General Electric Co.'s new leader outlined a restructuring plan that will slash the annual dividend by $4 billion and streamline the industrial giant's operations, but warned investors it will take years to fix some of the company's businesses and for profits to begin to improve.
Continue Reading Below
GE Chief Executive John Flannery lowered earnings targets for 2018 and cautioned that even in 2019 conditions would be difficult, especially in the company's biggest unit, GE Power. He laid out a future for three core businesses -- power, aviation and health care -- and said the company would look to shed smaller divisions such as transportation and lighting.
GE is "going to be a smaller business, a simpler business" but 2018 is going to be "a reset year," he told investors at a meeting Monday to unveil the first stages of his strategy. The presentation followed a strategic review launched after the GE lifer took over the top job on Aug. 1.
The moves stop short of a breakup or more radical restructuring of the 125-year-old company that some analysts had called for, but Mr. Flannery left open the possibility of further portfolio changes. "It is for the market to decide," the new CEO said Monday. "Unless I show results, it isn't going to matter."
Shares of GE slumped after his presentation, dropping 7% in Monday afternoon trading and hitting a new 52-week low of $19. The stock has now declined nearly 40% this year, missing out on a broad stock-market rally amid investor disappointment with its performance.
The company set new financial targets for 2018 that were well below its previous goals.
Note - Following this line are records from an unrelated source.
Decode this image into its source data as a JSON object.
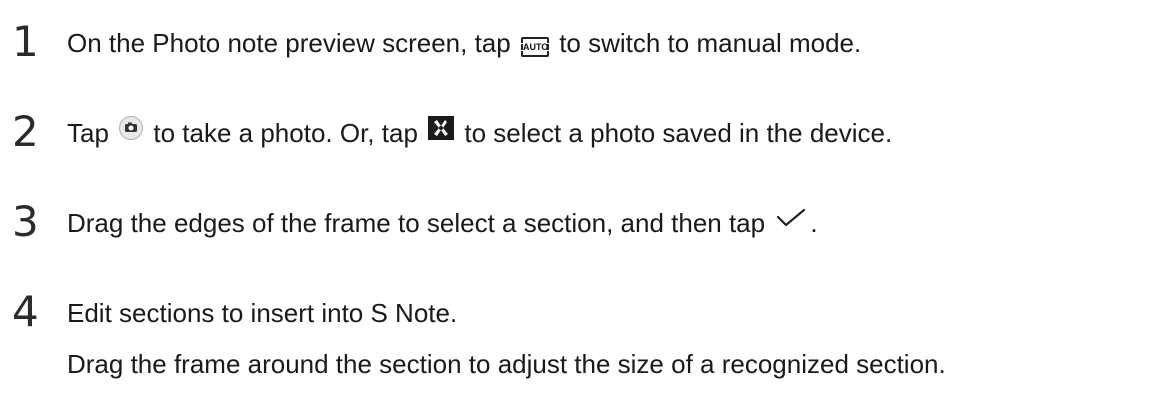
{
  "steps": [
    {
      "number": "1",
      "before": "On the Photo note preview screen, tap",
      "icon": "auto-mode-icon",
      "icon_text": "AUTO",
      "after": "to switch to manual mode."
    },
    {
      "number": "2",
      "before": "Tap",
      "icon": "camera-icon",
      "middle": "to take a photo. Or, tap",
      "icon2": "gallery-icon",
      "after": "to select a photo saved in the device."
    },
    {
      "number": "3",
      "before": "Drag the edges of the frame to select a section, and then tap",
      "icon": "checkmark-icon",
      "after": "."
    },
    {
      "number": "4",
      "before": "Edit sections to insert into S Note.",
      "sub": "Drag the frame around the section to adjust the size of a recognized section."
    }
  ]
}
It now expects adjusted earnings per share of $1 to $1.07. For years, GE had promised investors it would deliver $2 a share in 2018 earnings. The company changed CEOs earlier this year as it began to struggle to reach that target.
Continue Reading Below
Mr. Flannery compared his first 100 days as CEO to his previous role running GE's health-care division. There was pressure to sell that unit when he arrived as CEO in 2014, but he found a way to fix the unit's problems while still keeping open the option to unload it.
The 30-year GE veteran said he is building a leadership team of "fresh eyes and people with institutional memory." GE will simplify the financial metrics it reports, focusing less on driving revenue growth and more on free cash flow. The company also is revamping compensation for senior executives, lowering the cash portion and giving 50% of their pay in equity.
In addition to shedding its century-old transportation and lighting businesses, Mr. Flannery said the company would look to sell its stake in Baker Hughes, an oil-field-services provider. GE owns about 65% of the company, which has a market value of about $40 billion, after merging its oil-and-gas unit into the business. Shares of Baker Hughes fell 2% Monday afternoon.
GE also unveiled a restructuring of its board of directors, saying it would reduce its membership to 12 people, including three new members. GE currently has 18 directors, including Mr. Flannery and Ed Garden, a co-founder of activist Trian Fund Management, which is a large GE investor.
The new quarterly dividend will be 12 cents a share, down from 24 cents a share. The change will be effective the next time a dividend is declared, which is expected to be in December. GE would reduce the payment from $8.4 billion to $4.2 billion, or a dividend yield of about 2.3%.
The industrial giant is one of the biggest dividend payers in the U.S., but it has struggled to generate profits and cash flow from its industrial operations in recent years to cover the payout.
"We understand this is an extremely painful action for our shareholders, our owners," Mr. Flannery said. "It's not a decision we took lightly."
The company has paid a dividend since 1899 and last cut it in 2009, when it reduced the payout by $9 billion.
Mr. Flannery said the company will be more focused when it comes to future acquisitions, saying its historical performance on deals has been mixed. He also said the company would make a $6 billion contribution to pensions funded by debt in 2018, a move that would fund pensions through 2020.
GE forecast 2018 industrial free cash flow would be $6 billion to $7 billion, and revealed that it didn't expect a dividend from its GE Capital unit next year.
When he was named CEO in June, Mr. Flannery said the dividend was safe, but he recently warned that his thinking had evolved during his portfolio review. Former CEO Jeff Immelt referred to cutting the dividend as the worst day of his tenure, a move that came just weeks after he reassured investors about sustaining the payout.
Mr. Immelt revamped the company over his 16 years, including selling media, plastics, appliances and most of financial services. He also made some ill-timed deals in the oil and power markets. While the company changed substantially, it didn't increase cash flow.
Earlier this year, under pressure from Trian, Mr. Immelt pledged to cut annual spending by $2 billion. After lowering financial targets last month, Mr. Flannery pledged to cut an additional $1 billion in spending.
GE Capital used to generate substantial profits that flowed to its parent company. After the financial crisis the unit struggled with hefty losses and Mr. Immelt began to pare back the lending business. In the latest quarter, GE Capital didn't pay a dividend to its parent, saying it needed to set aside funds for potential insurance reserves.
--Cara Lombardo contributed to this article.
Write to Thomas Gryta at firstname.lastname@example.org
(END) Dow Jones Newswires
November 13, 2017 14:12 ET (19:12 GMT)